━━━━━ Given records ━━━━━

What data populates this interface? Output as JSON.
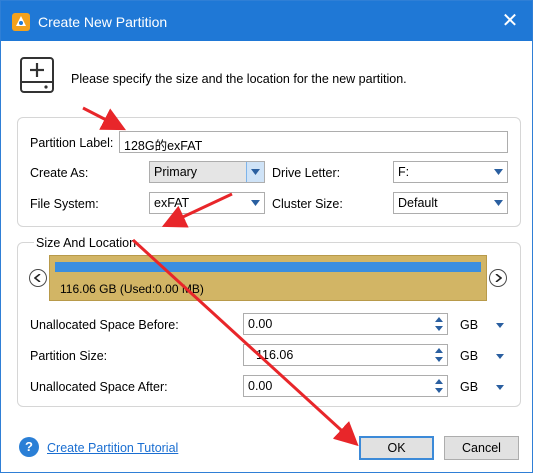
{
  "window": {
    "title": "Create New Partition",
    "close_glyph": "✕"
  },
  "header": {
    "instruction": "Please specify the size and the location for the new partition."
  },
  "form": {
    "partition_label": {
      "label": "Partition Label:",
      "value": "128G的exFAT"
    },
    "create_as": {
      "label": "Create As:",
      "value": "Primary"
    },
    "drive_letter": {
      "label": "Drive Letter:",
      "value": "F:"
    },
    "file_system": {
      "label": "File System:",
      "value": "exFAT"
    },
    "cluster_size": {
      "label": "Cluster Size:",
      "value": "Default"
    }
  },
  "size_location": {
    "title": "Size And Location",
    "disk_text": "116.06 GB (Used:0.00 MB)",
    "unallocated_before": {
      "label": "Unallocated Space Before:",
      "value": "0.00",
      "unit": "GB"
    },
    "partition_size": {
      "label": "Partition Size:",
      "value": "116.06",
      "unit": "GB"
    },
    "unallocated_after": {
      "label": "Unallocated Space After:",
      "value": "0.00",
      "unit": "GB"
    }
  },
  "footer": {
    "help_glyph": "?",
    "tutorial_link": "Create Partition Tutorial",
    "ok_label": "OK",
    "cancel_label": "Cancel"
  },
  "colors": {
    "titlebar": "#1f78d6",
    "disk_bar": "#d2b565",
    "used_bar": "#3a8ee0",
    "arrow": "#e8262a"
  }
}
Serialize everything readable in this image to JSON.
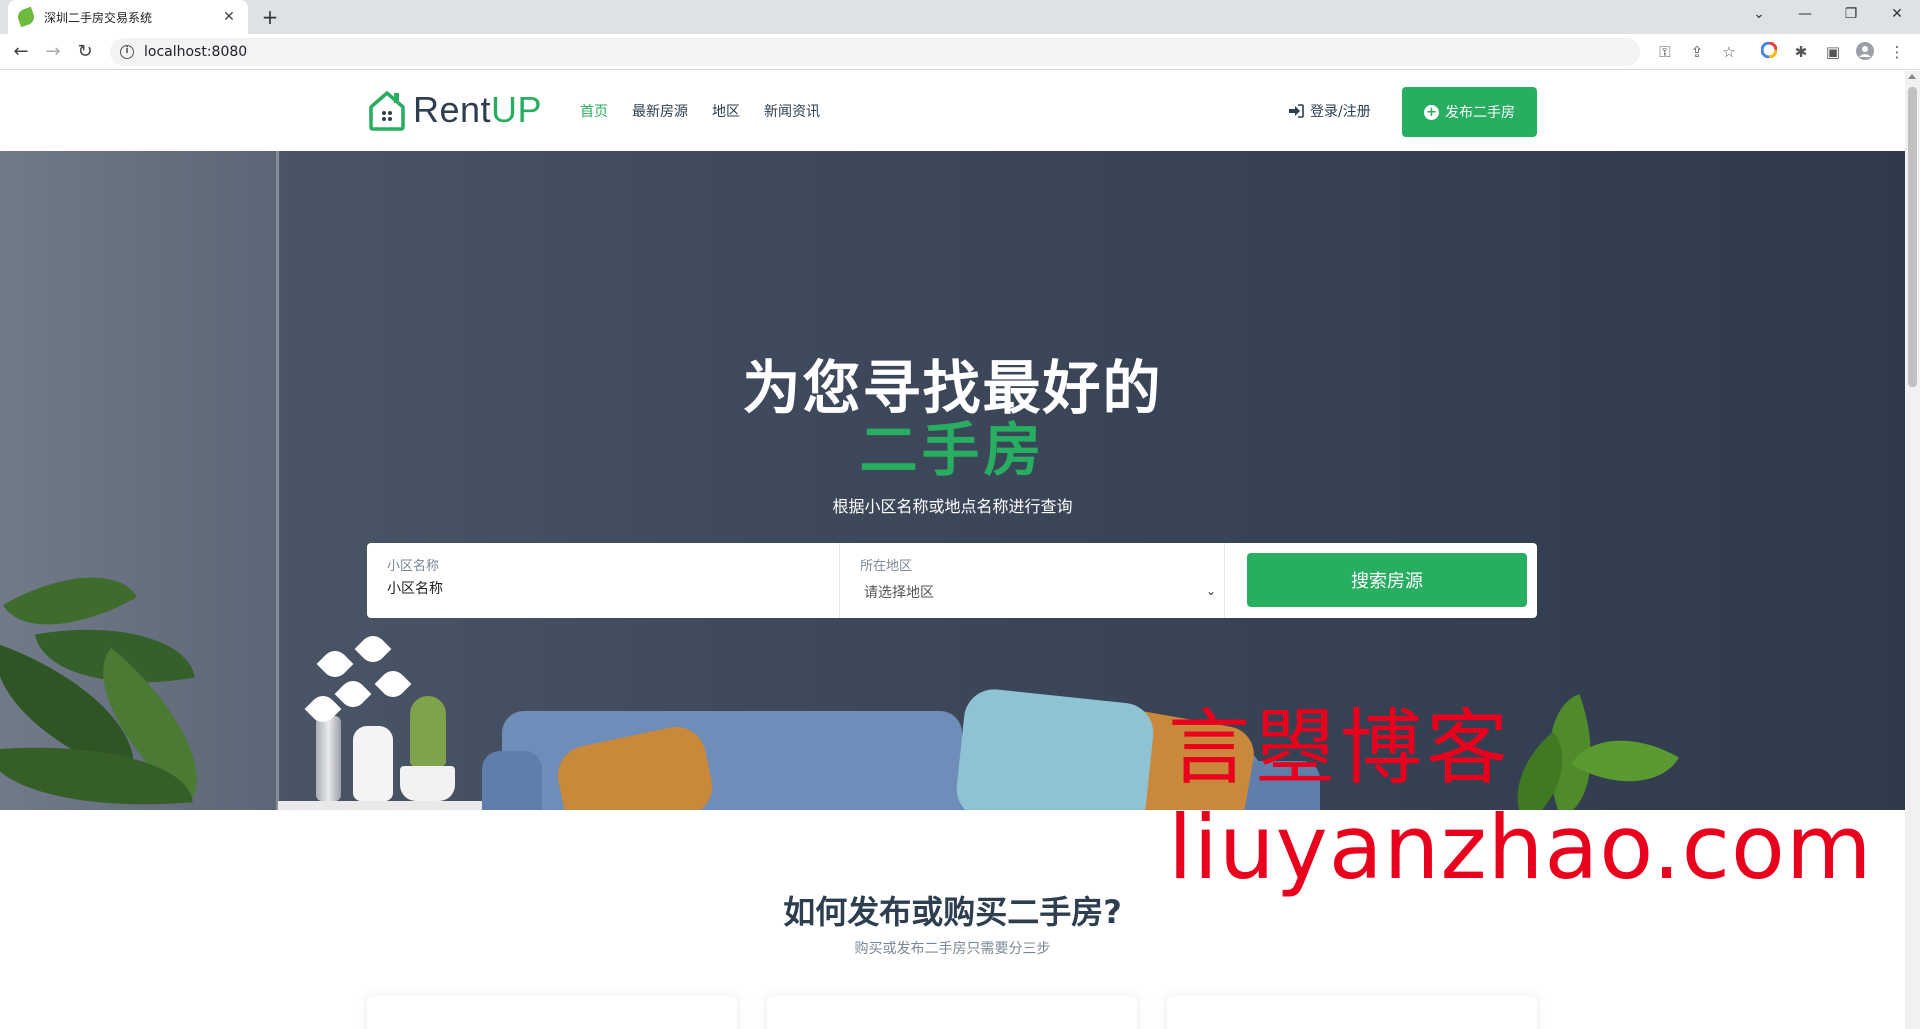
{
  "browser": {
    "tab_title": "深圳二手房交易系统",
    "tab_close": "✕",
    "new_tab": "+",
    "url": "localhost:8080",
    "window_controls": [
      "minimize-icon",
      "maximize-icon",
      "close-icon"
    ]
  },
  "header": {
    "logo_rent": "Rent",
    "logo_up": "UP",
    "nav": [
      {
        "label": "首页",
        "active": true
      },
      {
        "label": "最新房源",
        "active": false
      },
      {
        "label": "地区",
        "active": false
      },
      {
        "label": "新闻资讯",
        "active": false
      }
    ],
    "login_label": "登录/注册",
    "publish_label": "发布二手房"
  },
  "hero": {
    "title": "为您寻找最好的",
    "accent": "二手房",
    "subtitle": "根据小区名称或地点名称进行查询"
  },
  "search": {
    "community_label": "小区名称",
    "community_placeholder": "小区名称",
    "region_label": "所在地区",
    "region_selected": "请选择地区",
    "button_label": "搜索房源"
  },
  "section": {
    "title": "如何发布或购买二手房?",
    "subtitle": "购买或发布二手房只需要分三步"
  },
  "watermark": {
    "cn": "言曌博客",
    "en": "liuyanzhao.com"
  },
  "colors": {
    "accent": "#27ae60",
    "text_dark": "#2c3e50",
    "watermark": "#e8001c"
  }
}
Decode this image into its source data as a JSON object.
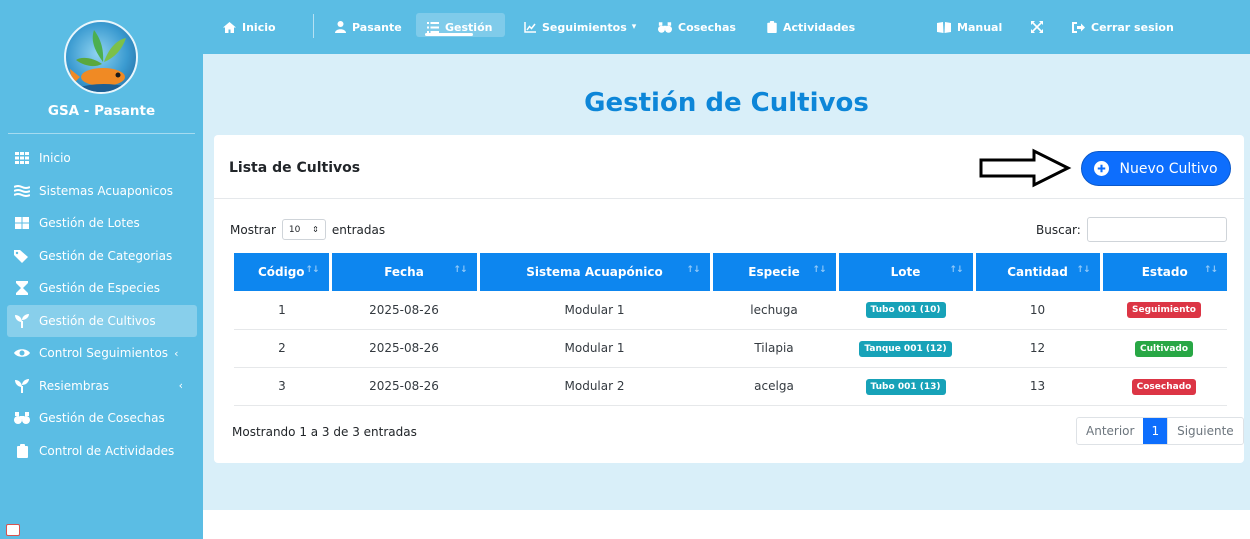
{
  "sidebar": {
    "brand": "GSA - Pasante",
    "items": [
      {
        "label": "Inicio"
      },
      {
        "label": "Sistemas Acuaponicos"
      },
      {
        "label": "Gestión de Lotes"
      },
      {
        "label": "Gestión de Categorias"
      },
      {
        "label": "Gestión de Especies"
      },
      {
        "label": "Gestión de Cultivos"
      },
      {
        "label": "Control Seguimientos",
        "caret": "‹"
      },
      {
        "label": "Resiembras",
        "caret": "‹"
      },
      {
        "label": "Gestión de Cosechas"
      },
      {
        "label": "Control de Actividades"
      }
    ]
  },
  "topnav": {
    "items": [
      {
        "label": "Inicio"
      },
      {
        "label": "Pasante"
      },
      {
        "label": "Gestión"
      },
      {
        "label": "Seguimientos",
        "caret": "▾"
      },
      {
        "label": "Cosechas"
      },
      {
        "label": "Actividades"
      },
      {
        "label": "Manual"
      },
      {
        "label": ""
      },
      {
        "label": "Cerrar sesion"
      }
    ]
  },
  "page": {
    "title": "Gestión de Cultivos"
  },
  "card": {
    "title": "Lista de Cultivos",
    "new_button": "Nuevo Cultivo"
  },
  "table": {
    "length_prefix": "Mostrar",
    "length_value": "10",
    "length_suffix": "entradas",
    "search_label": "Buscar:",
    "search_value": "",
    "columns": [
      "Código",
      "Fecha",
      "Sistema Acuapónico",
      "Especie",
      "Lote",
      "Cantidad",
      "Estado"
    ],
    "rows": [
      {
        "codigo": "1",
        "fecha": "2025-08-26",
        "sistema": "Modular 1",
        "especie": "lechuga",
        "lote": "Tubo 001 (10)",
        "cantidad": "10",
        "estado": "Seguimiento"
      },
      {
        "codigo": "2",
        "fecha": "2025-08-26",
        "sistema": "Modular 1",
        "especie": "Tilapia",
        "lote": "Tanque 001 (12)",
        "cantidad": "12",
        "estado": "Cultivado"
      },
      {
        "codigo": "3",
        "fecha": "2025-08-26",
        "sistema": "Modular 2",
        "especie": "acelga",
        "lote": "Tubo 001 (13)",
        "cantidad": "13",
        "estado": "Cosechado"
      }
    ],
    "info": "Mostrando 1 a 3 de 3 entradas",
    "pagination": {
      "prev": "Anterior",
      "current": "1",
      "next": "Siguiente"
    }
  },
  "colors": {
    "sidebar": "#5bbde4",
    "accent": "#0d86ef",
    "title": "#0d86d8",
    "badge_info": "#17a2b8",
    "badge_danger": "#dc3545",
    "badge_success": "#28a745"
  }
}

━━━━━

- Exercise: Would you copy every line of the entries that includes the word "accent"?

- Expected answer:
    "accent": "二手房",
    "accent": "#27ae60",
    "accent": "#0d86ef",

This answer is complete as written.